Given entries:
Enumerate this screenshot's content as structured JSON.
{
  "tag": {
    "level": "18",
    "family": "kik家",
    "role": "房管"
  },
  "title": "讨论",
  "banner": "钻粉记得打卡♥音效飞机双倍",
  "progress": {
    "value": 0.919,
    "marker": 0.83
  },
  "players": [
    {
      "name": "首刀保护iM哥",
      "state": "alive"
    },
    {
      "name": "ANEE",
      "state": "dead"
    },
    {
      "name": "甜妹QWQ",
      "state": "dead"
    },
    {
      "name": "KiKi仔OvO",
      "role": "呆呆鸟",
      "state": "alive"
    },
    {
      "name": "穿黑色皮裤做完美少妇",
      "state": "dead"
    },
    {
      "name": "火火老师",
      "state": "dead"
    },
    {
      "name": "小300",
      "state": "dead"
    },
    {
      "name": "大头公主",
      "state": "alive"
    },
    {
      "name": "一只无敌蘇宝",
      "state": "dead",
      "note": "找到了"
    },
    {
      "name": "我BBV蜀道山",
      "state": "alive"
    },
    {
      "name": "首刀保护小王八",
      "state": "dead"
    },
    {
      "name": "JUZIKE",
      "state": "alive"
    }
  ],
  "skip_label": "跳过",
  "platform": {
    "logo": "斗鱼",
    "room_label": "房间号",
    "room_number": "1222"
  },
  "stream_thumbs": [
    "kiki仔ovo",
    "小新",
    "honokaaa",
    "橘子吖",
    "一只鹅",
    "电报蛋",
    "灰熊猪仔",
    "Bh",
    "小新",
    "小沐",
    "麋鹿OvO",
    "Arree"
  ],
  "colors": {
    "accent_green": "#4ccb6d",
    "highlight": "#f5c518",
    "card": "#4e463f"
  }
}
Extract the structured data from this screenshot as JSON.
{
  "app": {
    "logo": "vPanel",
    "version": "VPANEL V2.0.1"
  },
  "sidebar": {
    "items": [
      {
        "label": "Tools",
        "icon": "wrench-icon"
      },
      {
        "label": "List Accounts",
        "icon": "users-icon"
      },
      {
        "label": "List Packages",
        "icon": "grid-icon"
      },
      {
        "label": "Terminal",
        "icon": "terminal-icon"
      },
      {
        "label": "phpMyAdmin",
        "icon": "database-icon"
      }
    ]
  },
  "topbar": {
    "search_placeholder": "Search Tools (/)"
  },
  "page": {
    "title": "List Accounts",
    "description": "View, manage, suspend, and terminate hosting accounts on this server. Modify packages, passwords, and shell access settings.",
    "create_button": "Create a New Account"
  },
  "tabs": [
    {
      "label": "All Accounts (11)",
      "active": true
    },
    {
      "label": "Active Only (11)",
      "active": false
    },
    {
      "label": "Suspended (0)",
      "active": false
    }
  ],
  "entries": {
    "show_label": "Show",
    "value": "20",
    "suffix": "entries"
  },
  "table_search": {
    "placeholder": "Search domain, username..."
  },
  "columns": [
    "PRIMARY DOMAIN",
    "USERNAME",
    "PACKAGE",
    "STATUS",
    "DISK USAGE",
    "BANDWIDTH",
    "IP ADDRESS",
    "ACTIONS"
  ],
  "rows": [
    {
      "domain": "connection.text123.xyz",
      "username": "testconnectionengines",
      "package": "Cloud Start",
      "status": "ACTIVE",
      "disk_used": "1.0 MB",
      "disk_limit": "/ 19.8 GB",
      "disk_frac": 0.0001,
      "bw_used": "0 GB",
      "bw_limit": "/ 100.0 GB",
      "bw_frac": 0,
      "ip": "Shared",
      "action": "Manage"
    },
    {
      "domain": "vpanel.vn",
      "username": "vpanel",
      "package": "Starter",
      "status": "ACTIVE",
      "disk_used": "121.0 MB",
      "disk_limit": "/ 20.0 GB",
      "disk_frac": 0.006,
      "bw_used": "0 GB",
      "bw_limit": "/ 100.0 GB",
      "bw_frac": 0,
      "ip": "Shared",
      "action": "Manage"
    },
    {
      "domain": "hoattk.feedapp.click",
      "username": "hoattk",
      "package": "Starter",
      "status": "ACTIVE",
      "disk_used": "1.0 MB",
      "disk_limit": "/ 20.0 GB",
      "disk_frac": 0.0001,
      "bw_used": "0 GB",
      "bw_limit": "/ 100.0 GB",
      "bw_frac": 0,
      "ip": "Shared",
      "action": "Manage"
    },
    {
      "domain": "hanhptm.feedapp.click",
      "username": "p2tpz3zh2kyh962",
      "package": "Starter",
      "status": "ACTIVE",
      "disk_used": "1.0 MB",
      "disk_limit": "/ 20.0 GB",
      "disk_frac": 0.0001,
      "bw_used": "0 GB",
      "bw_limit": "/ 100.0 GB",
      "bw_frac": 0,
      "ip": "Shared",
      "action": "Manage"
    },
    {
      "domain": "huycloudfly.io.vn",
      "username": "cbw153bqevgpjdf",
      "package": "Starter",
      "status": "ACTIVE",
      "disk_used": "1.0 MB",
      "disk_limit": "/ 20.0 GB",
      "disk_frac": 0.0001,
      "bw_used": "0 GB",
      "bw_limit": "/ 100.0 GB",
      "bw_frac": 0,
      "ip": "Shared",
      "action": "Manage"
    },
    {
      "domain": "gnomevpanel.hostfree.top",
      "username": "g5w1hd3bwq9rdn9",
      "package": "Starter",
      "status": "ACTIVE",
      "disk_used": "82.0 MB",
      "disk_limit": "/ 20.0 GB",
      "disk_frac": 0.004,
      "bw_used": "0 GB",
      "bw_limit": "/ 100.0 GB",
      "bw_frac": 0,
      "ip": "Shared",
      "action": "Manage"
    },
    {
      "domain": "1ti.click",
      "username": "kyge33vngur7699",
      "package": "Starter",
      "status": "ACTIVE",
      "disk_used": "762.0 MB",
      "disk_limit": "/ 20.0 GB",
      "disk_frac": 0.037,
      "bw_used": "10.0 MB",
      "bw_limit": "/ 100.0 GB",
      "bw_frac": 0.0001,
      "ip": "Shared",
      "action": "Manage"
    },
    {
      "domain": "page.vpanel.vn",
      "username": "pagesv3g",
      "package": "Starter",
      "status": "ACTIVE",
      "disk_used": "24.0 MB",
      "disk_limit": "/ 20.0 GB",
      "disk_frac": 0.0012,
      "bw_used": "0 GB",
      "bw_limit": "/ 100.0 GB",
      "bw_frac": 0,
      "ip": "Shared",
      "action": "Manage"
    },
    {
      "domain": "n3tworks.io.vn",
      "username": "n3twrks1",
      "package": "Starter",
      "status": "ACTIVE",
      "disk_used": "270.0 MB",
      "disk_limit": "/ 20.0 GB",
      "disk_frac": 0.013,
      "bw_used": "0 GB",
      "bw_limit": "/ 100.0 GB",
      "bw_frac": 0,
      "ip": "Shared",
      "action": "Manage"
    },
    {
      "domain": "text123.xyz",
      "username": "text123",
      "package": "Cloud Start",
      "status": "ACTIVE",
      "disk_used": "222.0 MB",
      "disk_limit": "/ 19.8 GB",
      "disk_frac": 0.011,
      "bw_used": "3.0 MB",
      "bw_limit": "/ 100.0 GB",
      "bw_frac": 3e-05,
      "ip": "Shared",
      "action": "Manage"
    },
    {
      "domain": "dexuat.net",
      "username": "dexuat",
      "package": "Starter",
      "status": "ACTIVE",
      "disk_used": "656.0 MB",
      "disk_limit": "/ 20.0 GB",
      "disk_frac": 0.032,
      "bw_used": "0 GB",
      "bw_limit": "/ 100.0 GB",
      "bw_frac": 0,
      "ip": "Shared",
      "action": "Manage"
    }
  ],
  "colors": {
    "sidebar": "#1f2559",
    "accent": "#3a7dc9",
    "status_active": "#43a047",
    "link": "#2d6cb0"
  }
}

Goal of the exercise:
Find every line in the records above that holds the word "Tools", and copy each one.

Answer section:
        "label": "Tools",
    "search_placeholder": "Search Tools (/)"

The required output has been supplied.